Taking Our Time
“Attention: it is now 11:30. The park will close at midnight. You have thirty minutes to leave the park.”
The three of us–Roger, Billy and me—could leave this park in two minutes, in any direction. It’s a small neighborhood park. But after those instructions blare from the loudspeaker on the golfcart-sized vehicle with its headlight pointed at us, we agree it might take us longer leave to the park. Thirty-one minutes at least.
“Why leave the park at all?” Billy exclaims. “We should kick their asses. Remind them this curfew is bullshit.”
“True enough,” Roger answers, “though we’d get ours kicked much worse.”
Roger got arrested the night the police ran everybody out of the park. Everybody — the punk band, their boisterous audience, the homeless encampment, and every random bystander. Roger was released without charges a few hours later, as were most people arrested there that day.
The next day, the city built a fence around the park as fast as anything gets built in this city. For renovations, they said. Park benches got more armrests so no one could sleep on them. The city removed the stage that the band had played on (and Jimi Hendrix, Sonic Youth, and many others over the years). When the city reopened the park a few weeks ago, it was with a curfew. For a park that never had one, in a neighborhood full of night owls, many of us took it as a challenge.
“One rock,” Billy continues. “One rock on the side of their golf cart. Just to remind them. A lucky shot could take out that floodlight they shined in our eyes.”
We go back and forth on this question for too much of the next half hour. We’ve got a guitar, we should be sharing songs right now. Roger’s are great, like a punk Woody Guthrie. Mine are a mess but I want him to hear some. Billy plays with a band. He would have an album out by now, but the producers who were interested got scared off for the same reason we love his shows: every moment’s a surprise. He might switch songs halfway through, start shouting at a passerby, or even try to climb a wall. Which should make me nervous when he talks about throwing a rock.
“You could throw it,” Roger answers, “but they’ve got spare headlights at the precinct on the next block, right? Golf carts too.” This is how Roger calms Billy down. Concedes he can do anything anytime, and envisions nothing changing from it. Billy sounds a wordless grumble to suggest he’ll think about it.
11:55 and the loudspeakers repeat. The golf cart’s headlight keeps returning to us, since we are among the last people in the park. It’s so bright that I can’t tell how many people are riding it toward us. We walk but we take it slow. No one can say we are not leaving. As we approach the park entrance, ten cops on each side of us tell us to get a move on, their voices a mix of calm and commanding. If I were older I might feel for the cops – how they’ve been assigned to change this neighborhood into a place they can’t afford to live. I might ask them to give us more space, to reassure them that we’re leaving, and we need not argue as to whether it is 11:59 or 12:01.

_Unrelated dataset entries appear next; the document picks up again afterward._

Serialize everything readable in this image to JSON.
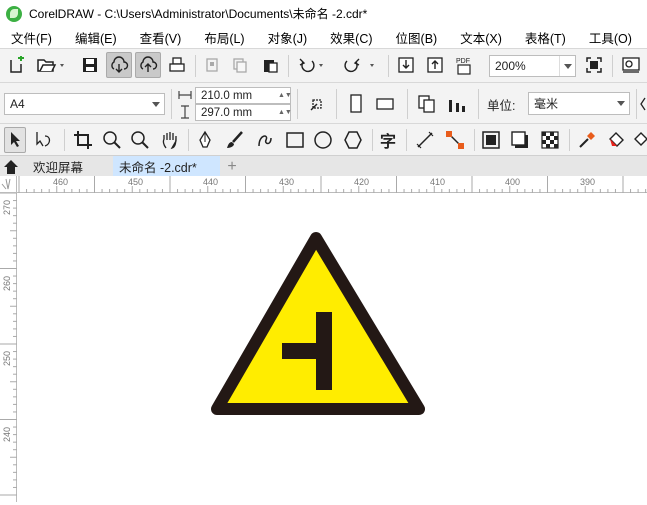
{
  "window": {
    "title": "CorelDRAW - C:\\Users\\Administrator\\Documents\\未命名 -2.cdr*"
  },
  "menu": [
    "文件(F)",
    "编辑(E)",
    "查看(V)",
    "布局(L)",
    "对象(J)",
    "效果(C)",
    "位图(B)",
    "文本(X)",
    "表格(T)",
    "工具(O)"
  ],
  "toolbar": {
    "zoom_value": "200%"
  },
  "property_bar": {
    "page_size": "A4",
    "width_value": "210.0 mm",
    "height_value": "297.0 mm",
    "units_label": "单位:",
    "units_value": "毫米"
  },
  "toolbox": {
    "text_tool_glyph": "字"
  },
  "tabs": {
    "welcome": "欢迎屏幕",
    "document": "未命名 -2.cdr*",
    "add": "+"
  },
  "ruler": {
    "h_labels": [
      "460",
      "450",
      "440",
      "430",
      "420",
      "410",
      "400",
      "390"
    ],
    "v_labels": [
      "270",
      "260",
      "250",
      "240"
    ]
  },
  "colors": {
    "sign_fill": "#ffed00",
    "sign_stroke": "#231815",
    "tab_active": "#cfe6ff"
  }
}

Billy does have a rock in his jacket, a good size to throw. But even Billy knows we can’t stop the neighborhood’s rent from quadrupling, scattering us past the park, to other boroughs, upstate, and points beyond, as the city finally repairs these streets, for its new residents. All we can do is move slow, nonchalant but tough, and steal back this crumb of time, one minute after midnight.

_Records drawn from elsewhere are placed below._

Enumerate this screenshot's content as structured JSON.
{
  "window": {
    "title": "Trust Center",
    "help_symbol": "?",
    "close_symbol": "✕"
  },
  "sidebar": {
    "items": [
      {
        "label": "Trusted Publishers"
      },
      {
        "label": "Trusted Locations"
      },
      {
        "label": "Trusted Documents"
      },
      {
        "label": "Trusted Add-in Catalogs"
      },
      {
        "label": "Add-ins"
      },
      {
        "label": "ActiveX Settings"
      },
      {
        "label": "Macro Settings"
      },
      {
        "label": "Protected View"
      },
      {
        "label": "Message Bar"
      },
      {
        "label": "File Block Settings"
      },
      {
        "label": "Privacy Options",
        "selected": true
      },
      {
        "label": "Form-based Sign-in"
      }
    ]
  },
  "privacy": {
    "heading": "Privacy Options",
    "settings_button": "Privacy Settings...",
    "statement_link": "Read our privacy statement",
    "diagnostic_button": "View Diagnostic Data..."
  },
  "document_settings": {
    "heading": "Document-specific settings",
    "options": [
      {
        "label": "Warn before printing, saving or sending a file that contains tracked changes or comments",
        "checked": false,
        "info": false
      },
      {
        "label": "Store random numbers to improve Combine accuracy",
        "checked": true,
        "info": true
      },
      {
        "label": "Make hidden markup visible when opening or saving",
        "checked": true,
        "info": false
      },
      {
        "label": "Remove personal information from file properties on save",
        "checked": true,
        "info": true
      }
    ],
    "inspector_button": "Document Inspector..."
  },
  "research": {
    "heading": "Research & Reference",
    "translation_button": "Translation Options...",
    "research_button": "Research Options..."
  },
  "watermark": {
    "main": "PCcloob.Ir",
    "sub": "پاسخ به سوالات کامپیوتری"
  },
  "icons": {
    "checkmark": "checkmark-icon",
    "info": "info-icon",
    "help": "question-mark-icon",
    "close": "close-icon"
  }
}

Jonathan Segol’s first writing was as a songwriter in New York and as a journalist for Street News. He now teaches writing at Hudson Valley Community College in Troy, NY and has just finished a coming-of-age novel about chop shops, Coney Island, graffiti, and Y2K.